Other than limiting loss of existing renters to purchase, struggles in the for-sale housing market aren’t presently a big influence on the apartment sector’s performance, according to Willett. “Household size and lifestyle preferences largely determine whether you live in multifamily or single-family product. Families who come out of foreclosed homes most often opt for single-family rentals, not apartments. That’s where housing substitution comes into play.”
The nation’s biggest rent growth is occurring across the Pacific Northwest. Effective rents for new leases in San Jose are up 12.2 percent on an annual basis for the period ending second quarter, by far the most aggressive pace. Pricing is up 7.7 percent in San Francisco, 7.1 percent in Seattle, 6.6 percent in Oakland and 6.4 percent in Portland, Ore. Outside the Pacific Northwest, metros recording rent increases above 6 percent are Austin, Texas, at 6.4 percent and Pittsburgh at 6.1 percent.
Markets registering rent growth in the range of 5 percent to 6 percent year-over-year include Minneapolis at 5.8 percent, Chicago at 5.4 percent, Denver at 5.3 percent, and Boston at 5.2 percent.

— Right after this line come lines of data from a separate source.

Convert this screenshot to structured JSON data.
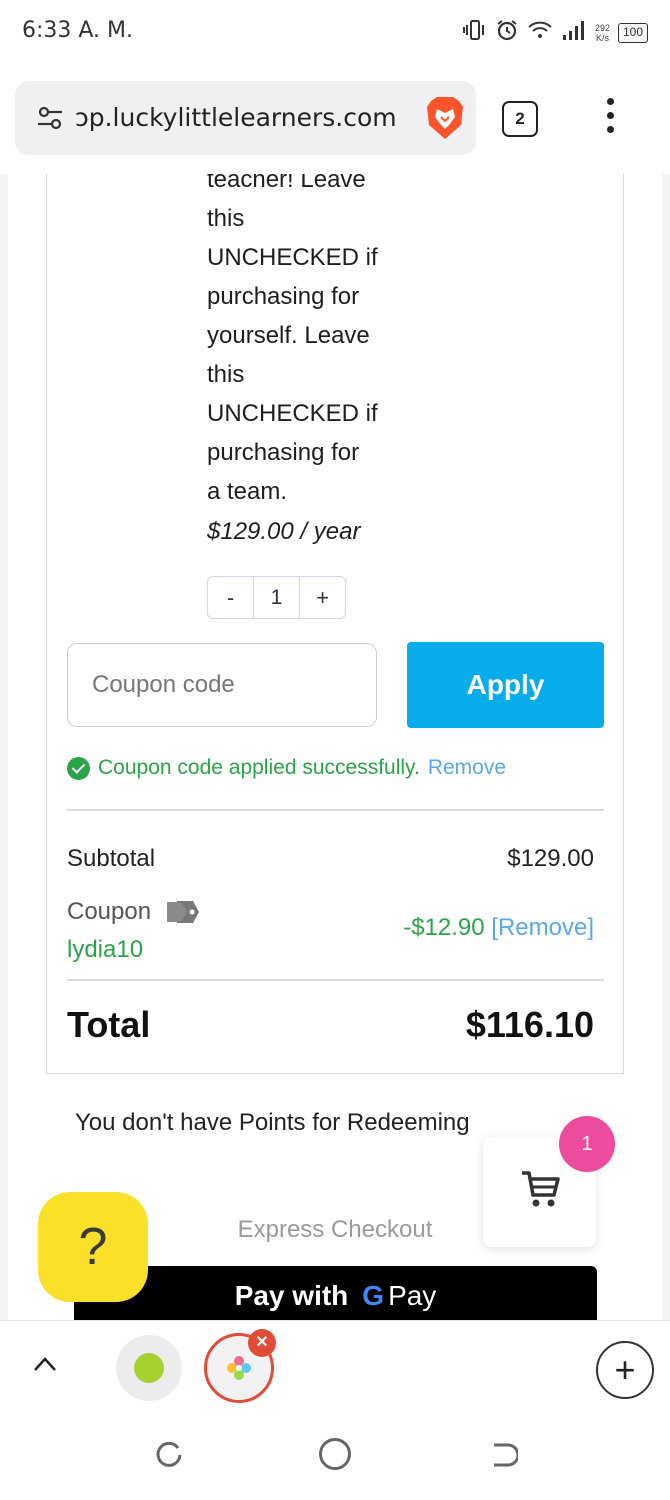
{
  "status_bar": {
    "time": "6:33 A. M.",
    "net_speed_value": "292",
    "net_speed_unit": "K/s",
    "battery": "100"
  },
  "browser": {
    "url": "ɔp.luckylittlelearners.com",
    "tab_count": "2"
  },
  "product": {
    "description_lines": [
      "teacher! Leave",
      "this",
      "UNCHECKED if",
      "purchasing for",
      "yourself. Leave",
      "this",
      "UNCHECKED if",
      "purchasing for",
      "a team."
    ],
    "price": "$129.00 / year",
    "quantity": {
      "minus": "-",
      "value": "1",
      "plus": "+"
    }
  },
  "coupon_form": {
    "placeholder": "Coupon code",
    "apply_label": "Apply",
    "success_message": "Coupon code applied successfully.",
    "remove_label": "Remove"
  },
  "totals": {
    "subtotal_label": "Subtotal",
    "subtotal_value": "$129.00",
    "coupon_label": "Coupon",
    "coupon_code": "lydia10",
    "coupon_discount": "-$12.90",
    "coupon_remove_label": "[Remove]",
    "total_label": "Total",
    "total_value": "$116.10"
  },
  "points_message": "You don't have Points for Redeeming",
  "express_checkout": {
    "label": "Express Checkout",
    "gpay_prefix": "Pay with",
    "gpay_g": "G",
    "gpay_suffix": "Pay"
  },
  "cart_widget": {
    "badge_count": "1"
  },
  "help_button": {
    "label": "?"
  },
  "colors": {
    "apply_button": "#07adea",
    "success_green": "#2ba34a",
    "link_blue": "#5aa9e6",
    "cart_badge": "#ed4b9e",
    "help_yellow": "#fbe02a"
  },
  "icons": {
    "tune": "tune-icon",
    "brave": "brave-lion-icon",
    "cart": "shopping-cart-icon",
    "tag": "price-tag-icon",
    "check": "check-circle-icon"
  }
}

For a second consecutive quarter, Las Vegas is the only major metro in the country where rents continue to slide on an annual basis. Effective prices were cut 2.1 percent between mid-2010 and mid-2011.
|Annual Rent Growth Leaders
Second Quarter 2011
|1||San Jose, Calif.||12.2%|
|5 (tie)||Portland, Ore.||6.4%|
|5 (tie)||Austin, Texas||6.4%|
About MPF Research
A member of the RealPage family, MPF Research provides market intelligence and objective insights to the multifamily industry. The market intelligence offered by MPF Research is used in formulating and fine tuning business strategies in a variety of multifamily industry specialties, including investment, operations and development. For more information on MPF Research, call 877-284-4938 or visit www.mpfresearch.com.
About RealPage, Inc.
Located in Carrollton, Texas, a suburb of Dallas, RealPage provides on-demand (also referred to as “Software-as-a-Service” or “SaaS”) products and services to apartment communities and single family rentals across the United States. Its six on-demand product lines include OneSite® property management systems that automate the leasing, renting, management, and accounting of conventional, affordable, tax credit, student living, and military housing properties; Level One® and CrossFire® that enable owners to originate, syndicate, manage and capture leads more effectively and at less overall cost; YieldStar® asset optimization systems that enable owners and managers to optimize rents to achieve the overall highest yield, or combination of rent and occupancy, at each property; Velocity™ billing and utility management services that increase collections and reduce delinquencies; LeasingDesk® risk mitigation systems that are designed to reduce a community’s exposure to risk and liability; and OpsTechnology® spend management systems that help owners manage and control operating expenses. Supporting this family of SaaS products is a suite of shared cloud services including electronic payments, document management, decision support and learning. Through its Propertyware subsidiary, RealPage also provides software and services to single-family rentals and low density, centrally-managed multifamily housing. For more information, call 1-87-REALPAGE or visit www.realpage.com.